So how do we develop and implement a patient-centered decision tool for value-based treatment choices that truly meets the goals and priorities of cancer patients in daily clinical practice? The Patient-Perspective Value Framework, recently developed by Avalere/FasterCures, is an important first attempt to capture a more comprehensive set of factors that are relevant and important to patients. However, it is a generic framework in the early stages of development and is not specifically tailored for shared decision making in cancer.

Recent findings from initiatives led by CancerCare (where one author, Ellen Miller Sonet, serves as chief strategy and alliance officer) provide several additional insights into the needs and challenges to be addressed in developing an effective tool for shared decision making in cancer treatment planning. Focus groups conducted as part of CancerCare’s 2017 Patient Values Initiative—a project that seeks to reshape the value debate by exploring what is important to patients and families in treatment decision making—revealed that newly diagnosed patients are overwhelmed by treatment planning discussions and can rarely raise their questions, concerns, or priorities in the first few meetings they have with their providers. As a first step, resources are needed to help patients articulate their concerns and to help providers solicit and understand patient priorities and preferences during treatment planning. One approach may be to modify intake forms to include questions about work life, household responsibilities, favorite activities, pending events (such as weddings), and personal goals. However, the focus groups also found that patients’ priorities and perceptions of their treatment change over time and that the “personal calculus” used to arrive at treatment decisions is constantly evolving: Family circumstances change, side effects wax and wane, and costs of care become more burdensome. Hence, revisiting patient priorities and preferences over the course of treatment and disease progression is also important.

Real-time measurement of priorities and preferences remains problematic. A CancerCare initiative is developing and testing simple turnkey tools that can be used in clinics to capture and communicate such information on patients’ priorities and preferences. Another initiative led by Carevive Systems uses technology to facilitate the incorporation of cancer patients’ values, preferences, and goals into treatment decision making. This remains an important area of development and testing to support evidence-based approaches to capturing this information.

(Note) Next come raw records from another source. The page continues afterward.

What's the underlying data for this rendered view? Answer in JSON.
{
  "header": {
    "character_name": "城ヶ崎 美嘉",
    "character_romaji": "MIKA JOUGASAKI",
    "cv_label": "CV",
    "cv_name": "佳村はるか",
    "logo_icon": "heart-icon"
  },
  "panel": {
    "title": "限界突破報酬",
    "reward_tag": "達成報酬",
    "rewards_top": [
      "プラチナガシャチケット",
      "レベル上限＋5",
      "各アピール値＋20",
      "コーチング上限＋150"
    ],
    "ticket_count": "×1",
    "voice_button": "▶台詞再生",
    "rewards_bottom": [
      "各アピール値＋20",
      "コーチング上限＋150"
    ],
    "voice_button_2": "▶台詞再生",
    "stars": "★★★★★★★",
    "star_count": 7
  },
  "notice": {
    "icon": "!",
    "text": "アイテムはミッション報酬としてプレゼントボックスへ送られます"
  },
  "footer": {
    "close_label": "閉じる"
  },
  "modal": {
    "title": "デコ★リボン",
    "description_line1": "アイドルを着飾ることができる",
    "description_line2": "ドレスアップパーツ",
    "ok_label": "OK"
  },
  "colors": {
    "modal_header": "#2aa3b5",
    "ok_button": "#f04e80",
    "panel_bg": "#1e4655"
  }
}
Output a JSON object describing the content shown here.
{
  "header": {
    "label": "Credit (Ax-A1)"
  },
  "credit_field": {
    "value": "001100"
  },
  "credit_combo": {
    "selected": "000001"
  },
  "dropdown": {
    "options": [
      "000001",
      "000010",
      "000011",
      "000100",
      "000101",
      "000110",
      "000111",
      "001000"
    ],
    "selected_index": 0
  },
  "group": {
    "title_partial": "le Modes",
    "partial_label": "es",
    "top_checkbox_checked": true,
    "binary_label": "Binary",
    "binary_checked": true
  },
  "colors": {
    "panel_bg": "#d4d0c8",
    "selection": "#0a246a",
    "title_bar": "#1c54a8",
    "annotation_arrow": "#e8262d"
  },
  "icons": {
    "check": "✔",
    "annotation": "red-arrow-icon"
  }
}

The next challenge to be addressed by a customized patient-centered decision tool is that patients need not equally prioritize (weight) all of the factors that are important to them in arriving at a treatment decision. Approaches for incorporating this lack of equality into a patient-centered decision-making tool may include assignment of patient rankings to these factors (importance buckets) or more formal rating exercises. The latter could be accomplished through the use of multiple criteria decision analysis (MCDA). MCDA provides a way to make complex decisions, such as those faced by cancer patients who are often presented with several treatment options that involve tradeoffs. While MCDA methods need further refinement, they hold promise in helping cancer patients make personalized treatment choices.

In summary, continued innovations in oncology ensure survival improvements and even cures. However, these new treatments bring an array of challenges for patients, such as higher out-of-pocket expenses and new toxicities. Hence, there is an urgent need for a methodologically rigorous approach to incorporating patient-centered value elements to inform shared patient/physician decision making regarding various cancer treatment alternatives. The ultimate goal should be to create cancer treatment decision tools that generate a tailored output based on clinical evidence as well as patient priorities.

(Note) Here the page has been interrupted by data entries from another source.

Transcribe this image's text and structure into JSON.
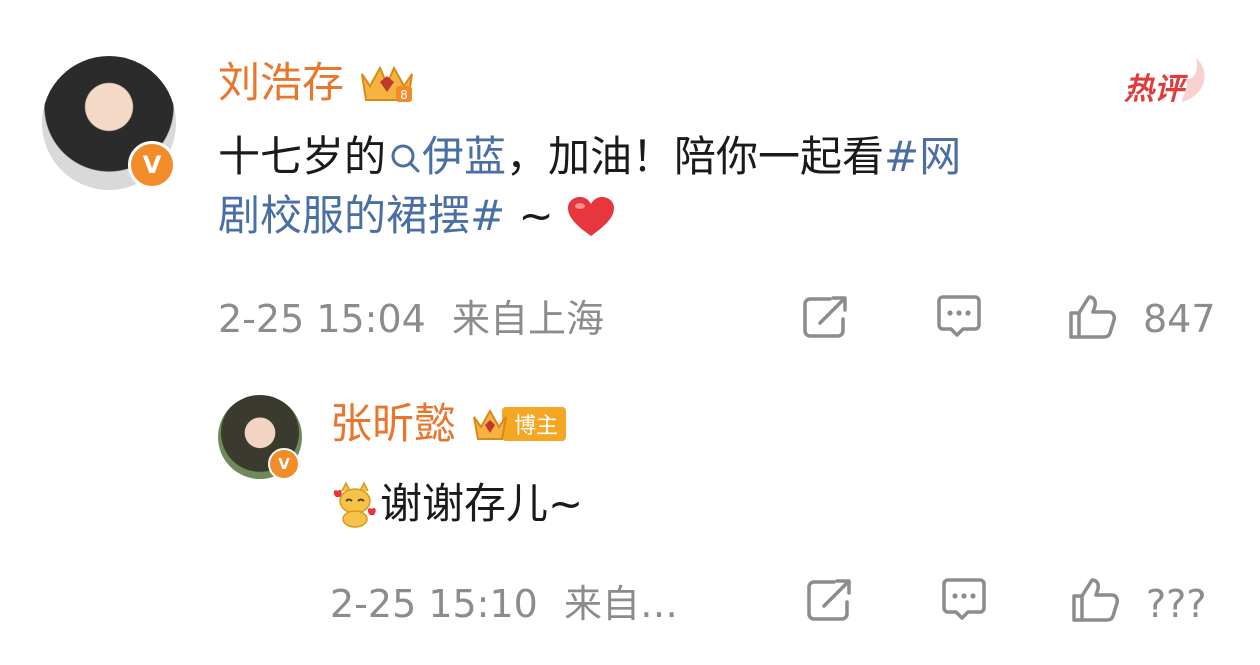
{
  "comment": {
    "username": "刘浩存",
    "badge_icon": "crown-level-8-icon",
    "hot_label": "热评",
    "text_part1": "十七岁的",
    "mention": "伊蓝",
    "text_part2": "，加油！陪你一起看",
    "hashtag_part1": "#网",
    "hashtag_part2": "剧校服的裙摆#",
    "text_tail": " ~",
    "emoji": "heart",
    "timestamp": "2-25 15:04",
    "location": "来自上海",
    "like_count": "847"
  },
  "reply": {
    "username": "张昕懿",
    "badge_label": "博主",
    "text": "谢谢存儿~",
    "emoji": "cat-sticker",
    "timestamp": "2-25 15:10",
    "location": "来自…",
    "like_count": "???"
  },
  "colors": {
    "username": "#e8762c",
    "link": "#4a6fa5",
    "meta": "#8c8c8c",
    "hot": "#e03c3c"
  }
}
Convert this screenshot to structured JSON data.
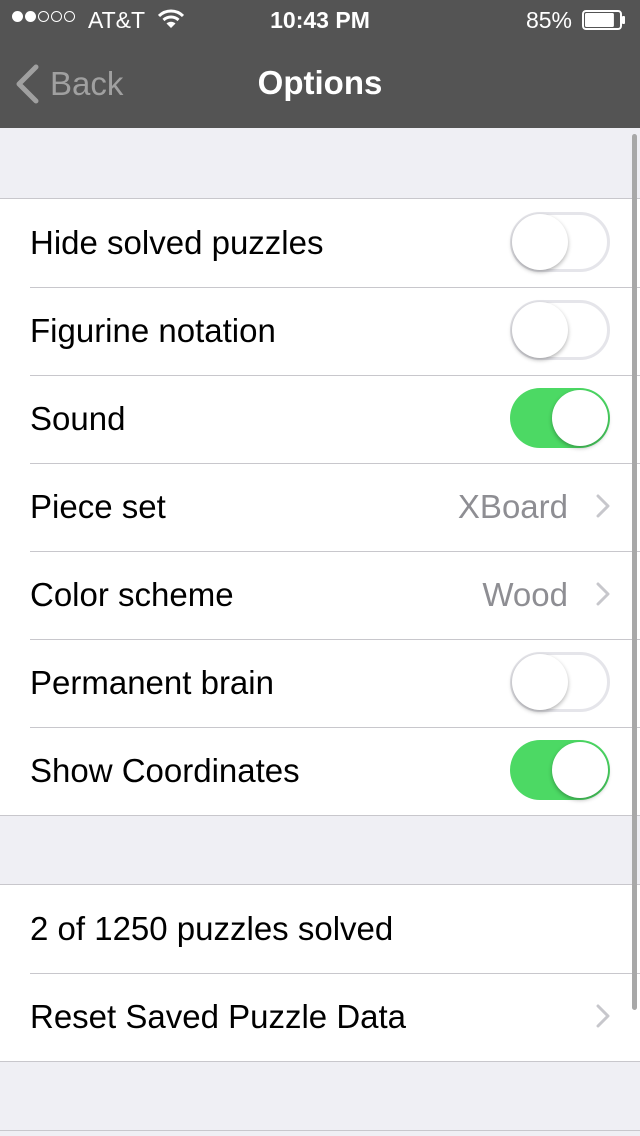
{
  "status_bar": {
    "signal_dots": [
      true,
      true,
      false,
      false,
      false
    ],
    "carrier": "AT&T",
    "time": "10:43 PM",
    "battery_percent": "85%",
    "battery_level": 0.85
  },
  "nav": {
    "back_label": "Back",
    "title": "Options"
  },
  "options": [
    {
      "label": "Hide solved puzzles",
      "control": "toggle",
      "on": false
    },
    {
      "label": "Figurine notation",
      "control": "toggle",
      "on": false
    },
    {
      "label": "Sound",
      "control": "toggle",
      "on": true
    },
    {
      "label": "Piece set",
      "control": "disclosure",
      "value": "XBoard"
    },
    {
      "label": "Color scheme",
      "control": "disclosure",
      "value": "Wood"
    },
    {
      "label": "Permanent brain",
      "control": "toggle",
      "on": false
    },
    {
      "label": "Show Coordinates",
      "control": "toggle",
      "on": true
    }
  ],
  "puzzles": {
    "solved_summary": "2 of 1250 puzzles solved",
    "reset_label": "Reset Saved Puzzle Data"
  },
  "colors": {
    "nav_background": "#545454",
    "toggle_on": "#4cd964",
    "grouped_background": "#efeff4"
  }
}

Authors’ Note

The writing of this blog post was supported by funding from the Pharmaceutical Research and Manufacturers of America. The funding source had no role in developing the contents of the article or approving the final blog post for publication. Jalpa A. Doshi, PhD, has received research funding and served as a consultant to various biomedical companies and payers.

This post originally appeared in the Health Affairs blog.